Information shown>

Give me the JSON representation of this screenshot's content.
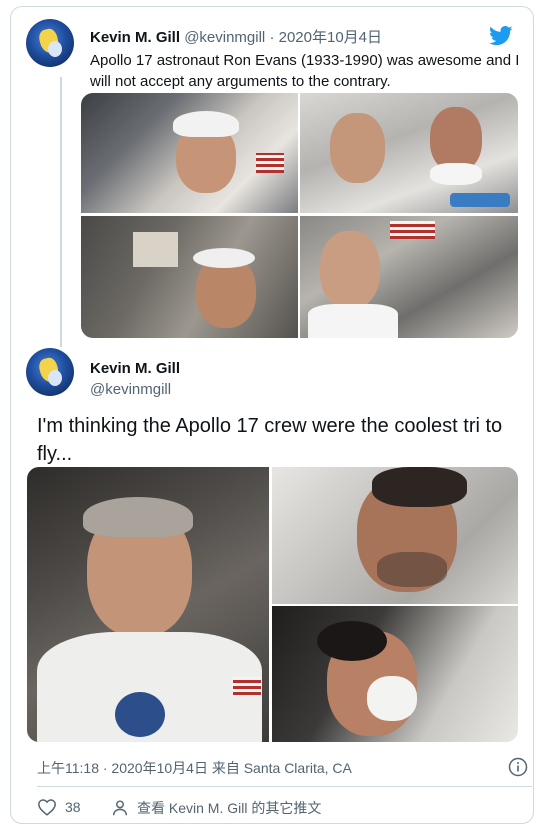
{
  "quoted_tweet": {
    "author_name": "Kevin M. Gill",
    "author_handle": "@kevinmgill",
    "separator": "·",
    "date": "2020年10月4日",
    "text": "Apollo 17 astronaut Ron Evans (1933-1990) was awesome and I will not accept any arguments to the contrary."
  },
  "main_tweet": {
    "author_name": "Kevin M. Gill",
    "author_handle": "@kevinmgill",
    "text": "I'm thinking the Apollo 17 crew were the coolest tri to fly..."
  },
  "meta": {
    "time": "上午11:18 · 2020年10月4日 来自 Santa Clarita, CA"
  },
  "actions": {
    "like_count": "38",
    "profile_link": "查看 Kevin M. Gill 的其它推文"
  },
  "colors": {
    "twitter_blue": "#1d9bf0",
    "border": "#cfd9de",
    "secondary_text": "#536471"
  },
  "icons": [
    "twitter-logo-icon",
    "info-icon",
    "heart-icon",
    "person-icon"
  ]
}
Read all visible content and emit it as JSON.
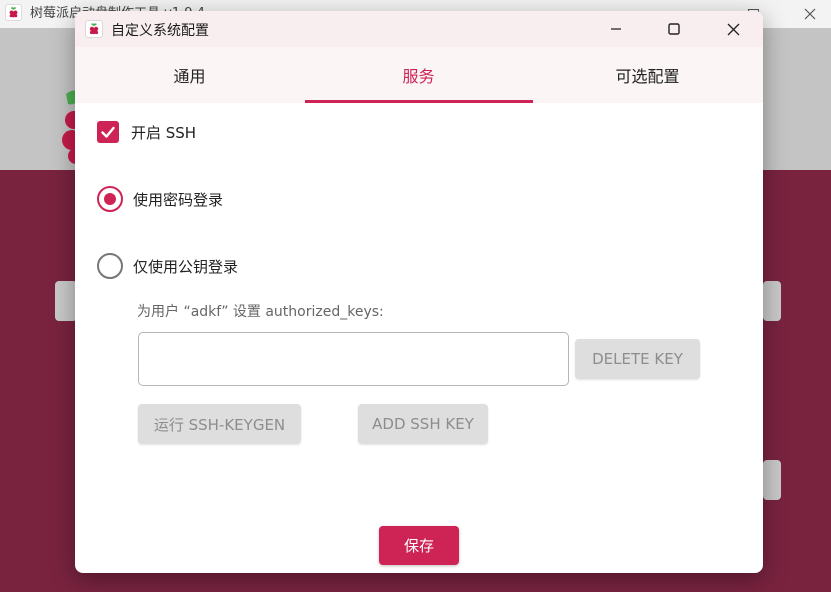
{
  "background_window": {
    "title": "树莓派启动盘制作工具 v1.9.4",
    "colors": {
      "header": "#c4c4c4",
      "body": "#79233f"
    }
  },
  "dialog": {
    "title": "自定义系统配置",
    "tabs": [
      {
        "label": "通用",
        "active": false
      },
      {
        "label": "服务",
        "active": true
      },
      {
        "label": "可选配置",
        "active": false
      }
    ],
    "ssh": {
      "enable_label": "开启 SSH",
      "enabled": true,
      "password_login_label": "使用密码登录",
      "password_login_selected": true,
      "pubkey_login_label": "仅使用公钥登录",
      "pubkey_login_selected": false,
      "authorized_keys_label": "为用户 “adkf” 设置 authorized_keys:",
      "authorized_keys_value": "",
      "delete_key_label": "DELETE KEY",
      "run_keygen_label": "运行 SSH-KEYGEN",
      "add_key_label": "ADD SSH KEY"
    },
    "save_label": "保存"
  },
  "colors": {
    "accent": "#cd2355",
    "titlebar": "#f8eeef",
    "tabbar": "#fcf5f6",
    "disabled_button": "#dedede"
  },
  "icons": {
    "app": "raspberry-icon",
    "minimize": "minimize-icon",
    "maximize": "maximize-icon",
    "close": "close-icon",
    "check": "checkmark-icon"
  }
}
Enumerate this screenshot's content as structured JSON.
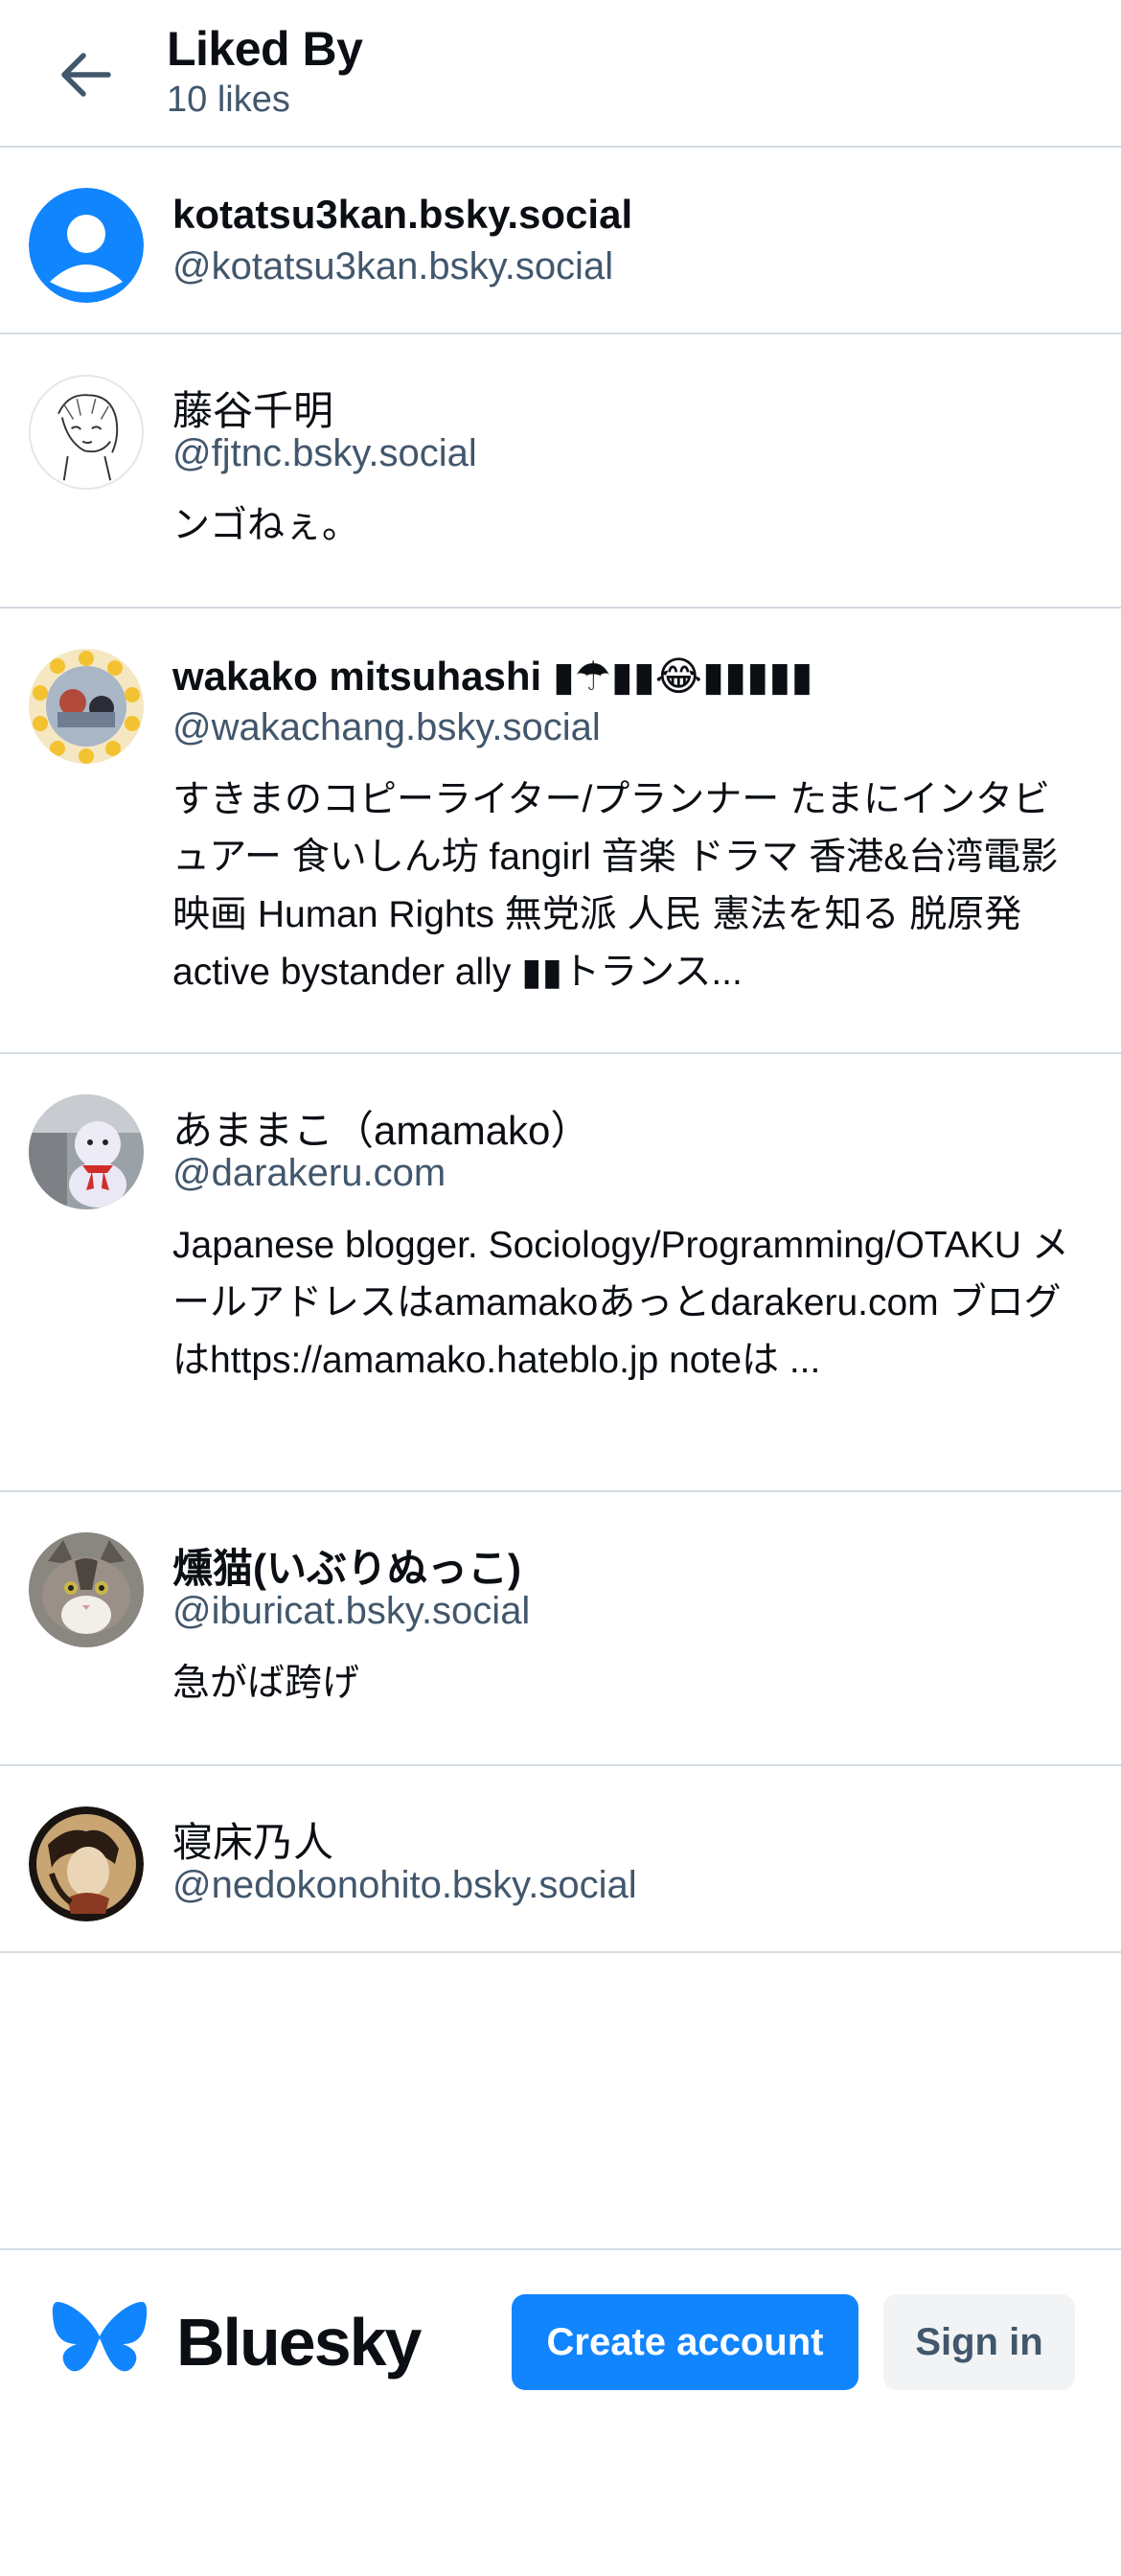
{
  "header": {
    "back_icon": "arrow-left-icon",
    "title": "Liked By",
    "subtitle": "10 likes"
  },
  "users": [
    {
      "name": "kotatsu3kan.bsky.social",
      "handle": "@kotatsu3kan.bsky.social",
      "bio": ""
    },
    {
      "name": "藤谷千明",
      "handle": "@fjtnc.bsky.social",
      "bio": "ンゴねぇ。"
    },
    {
      "name": "wakako mitsuhashi ▮☂▮▮😂▮▮▮▮▮",
      "handle": "@wakachang.bsky.social",
      "bio": "すきまのコピーライター/プランナー たまにインタビュアー 食いしん坊 fangirl 音楽 ドラマ 香港&台湾電影 映画 Human Rights 無党派 人民 憲法を知る 脱原発 active bystander ally ▮▮トランス..."
    },
    {
      "name": "あままこ（amamako）",
      "handle": "@darakeru.com",
      "bio": "Japanese blogger. Sociology/Programming/OTAKU メールアドレスはamamakoあっとdarakeru.com ブログはhttps://amamako.hateblo.jp noteは ..."
    },
    {
      "name": "燻猫(いぶりぬっこ)",
      "handle": "@iburicat.bsky.social",
      "bio": "急がば跨げ"
    },
    {
      "name": "寝床乃人",
      "handle": "@nedokonohito.bsky.social",
      "bio": ""
    }
  ],
  "footer": {
    "brand": "Bluesky",
    "create_account": "Create account",
    "sign_in": "Sign in",
    "accent": "#1185fe"
  }
}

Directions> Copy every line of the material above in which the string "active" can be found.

Output>
        "active": false
        "active": true
        "active": false
      "bio": "すきまのコピーライター/プランナー たまにインタビュアー 食いしん坊 fangirl 音楽 ドラマ 香港&台湾電影 映画 Human Rights 無党派 人民 憲法を知る 脱原発 active bystander ally ▮▮トランス..."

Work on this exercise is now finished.